By: R. Vashum (AngelFire.com)
The prehistoric cultural age of the Naga Hills is still undated in the real sense of the term. Some explorative archaeological works are being carried out, but scantily, in the recent decades by few anthropologists and other few more related scientists in the subject matter in the Southern Naga Hills (Naga Hills of Manipur). Barring these works in the southern part of the Naga Hills (or Nagaland), no substantial archaeological explorations have been done in Naga area. In such situation,, it will be necessary to date the prehistoric cultural age of the Naga Hills using the data available in the Naga Hills of Manipur for the moment. In 1935 we feel the first archaeological finds of Manipur to the credit of W.Yumjao Singh. We may consider it as the “First Phase” of archaeological investigation in Manipur. It was only in 1967 that archaeological works are carried out again when an eminent anthropologist (prehistoric archaeologist) O.K. Singh carried out systematic archaeological explorations in different parts of Manipur including the Naga Hills.
This ‘Second Phase’ as I would like to call it, of the archaeological discoveries in Manipur gave a tremendous boost to the subject (prehistoric archaeology) from ‘almost none’ to ‘something new’. Due to devoted scientists like T.C. Sharma, O.K Singh and others, we have had some access to the knowledge of prehistoric cultures in Manipur. Among the cave sites discovered by O.K Singh, mention may be made of the Khangkhui cave (in Ukhrul district), Songbu cave (in Chandel district) and open-air sites at Machi and Singtom (in chandel district) and Nongpok Keithelmanbi (in senapati district). These sites are all assignable to the Paleolithic culture on the basis of the relics discovered. Many artifacts like hand axe, chopper, chopping tools, blades, scrapers, points, bores, burins and several bone tools and faunal remains including cattle, deer, pig, etc. are being reported in the above mentioned sites. After examining the finds in Khangkhui cave, Singh concluded that the people of Khangkhui knew the use of fire and their economy was based on hunting and gathering in the prehistoric days which culture is closely comparable to the Karnul cave in Andhra Pradesh and the Late Vhoukoutien locality 15 of China belonging to the Late Pleistocene age.
Cheng (1966) was of the opinion that “during the upper pleistocene the North-East India including Manipur had the same culture tradition with Island South-East Asia. This may be explained that the culture tradition in the areas may have a common center of origin, probably the Choukoutien culture. During the loess deposition of the upper Pleistocene, the North China was very dry and became very difficult to survive except in some oasis. Singh also opined that the palaeolithic and hoabinhian culture of Manipur (including Naga Hills) was akin to the Island South-East Asia and ruled out the former’s affinity with the rest of mainland India. However, to Sankalia (1974), the Songbu cave has “some common features with the Indian Middle Palaeolithic culture” in terms of the tool assemblage and flaking techniques.

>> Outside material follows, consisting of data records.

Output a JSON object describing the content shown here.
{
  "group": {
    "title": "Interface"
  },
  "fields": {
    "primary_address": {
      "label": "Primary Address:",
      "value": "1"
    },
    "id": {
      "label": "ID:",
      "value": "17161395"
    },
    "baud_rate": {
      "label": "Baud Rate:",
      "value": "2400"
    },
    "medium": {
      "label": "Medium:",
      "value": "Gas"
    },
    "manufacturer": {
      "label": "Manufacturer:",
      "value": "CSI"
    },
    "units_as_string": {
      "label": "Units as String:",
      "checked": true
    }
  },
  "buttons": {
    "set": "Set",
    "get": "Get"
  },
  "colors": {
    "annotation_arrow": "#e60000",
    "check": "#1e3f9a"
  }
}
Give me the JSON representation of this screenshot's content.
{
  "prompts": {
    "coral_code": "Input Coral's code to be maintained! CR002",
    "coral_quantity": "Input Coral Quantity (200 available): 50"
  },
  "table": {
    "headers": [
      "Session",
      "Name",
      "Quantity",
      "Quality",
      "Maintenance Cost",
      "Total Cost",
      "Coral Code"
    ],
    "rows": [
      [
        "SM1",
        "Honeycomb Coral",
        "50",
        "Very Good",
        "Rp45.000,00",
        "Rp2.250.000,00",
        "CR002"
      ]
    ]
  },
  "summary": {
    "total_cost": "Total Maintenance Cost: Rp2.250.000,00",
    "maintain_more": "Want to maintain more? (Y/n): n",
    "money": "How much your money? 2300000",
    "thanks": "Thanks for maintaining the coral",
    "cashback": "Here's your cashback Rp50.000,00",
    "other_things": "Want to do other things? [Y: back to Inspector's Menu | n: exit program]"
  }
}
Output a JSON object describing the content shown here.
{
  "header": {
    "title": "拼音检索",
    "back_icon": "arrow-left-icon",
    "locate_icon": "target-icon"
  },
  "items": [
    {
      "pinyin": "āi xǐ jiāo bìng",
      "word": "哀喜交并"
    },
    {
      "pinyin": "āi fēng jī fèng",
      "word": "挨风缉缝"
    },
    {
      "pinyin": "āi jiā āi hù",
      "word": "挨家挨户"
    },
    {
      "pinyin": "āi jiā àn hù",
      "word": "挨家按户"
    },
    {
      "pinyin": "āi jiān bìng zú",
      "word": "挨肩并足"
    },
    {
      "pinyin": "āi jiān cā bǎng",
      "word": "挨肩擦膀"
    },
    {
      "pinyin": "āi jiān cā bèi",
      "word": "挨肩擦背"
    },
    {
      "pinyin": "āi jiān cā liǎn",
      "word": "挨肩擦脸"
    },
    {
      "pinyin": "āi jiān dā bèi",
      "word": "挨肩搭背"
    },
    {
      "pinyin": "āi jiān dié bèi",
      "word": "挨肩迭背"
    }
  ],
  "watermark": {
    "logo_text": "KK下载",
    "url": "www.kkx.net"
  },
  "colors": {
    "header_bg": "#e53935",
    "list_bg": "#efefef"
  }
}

Although, no fossils and absolute date have not been available from the Palaeolithic sites of the Naga Hills discussed above, we may safely conclude that sometime before 12,000 B.P. the Khangkhui cave settlers had already arrived at their cave settlement. It is also probable that the Late Pleistocene cultures discovered in Chandel district (viz., Songbu, Singtom and Machi) and Senapati district (Nongpok Keithelmanbi) will not be very different from the cultural age of the Khangkhui cave. There are no palaeolithic remains-cultural or physical discovered so far from Tamenglong district. It was only in 1979 (and again in 1989) that O.K Singh explored some pebble tools around the Tharon cave (Tharon is locally called Kalemki: Kalem, bat; Ki, house) in Tamenglong district for the first time which is assignable to Late Hoabinhian culture. Singh dated the Tharon cave to a period earlier than 5000 years B.P. However, much has to be found out from the unfound fossils and/or culture remains for correct cultural datings which will also help in construction and reconstruction of culture(s) in the Naga Hills (or Nagaland). And this still remains to be seen for the future.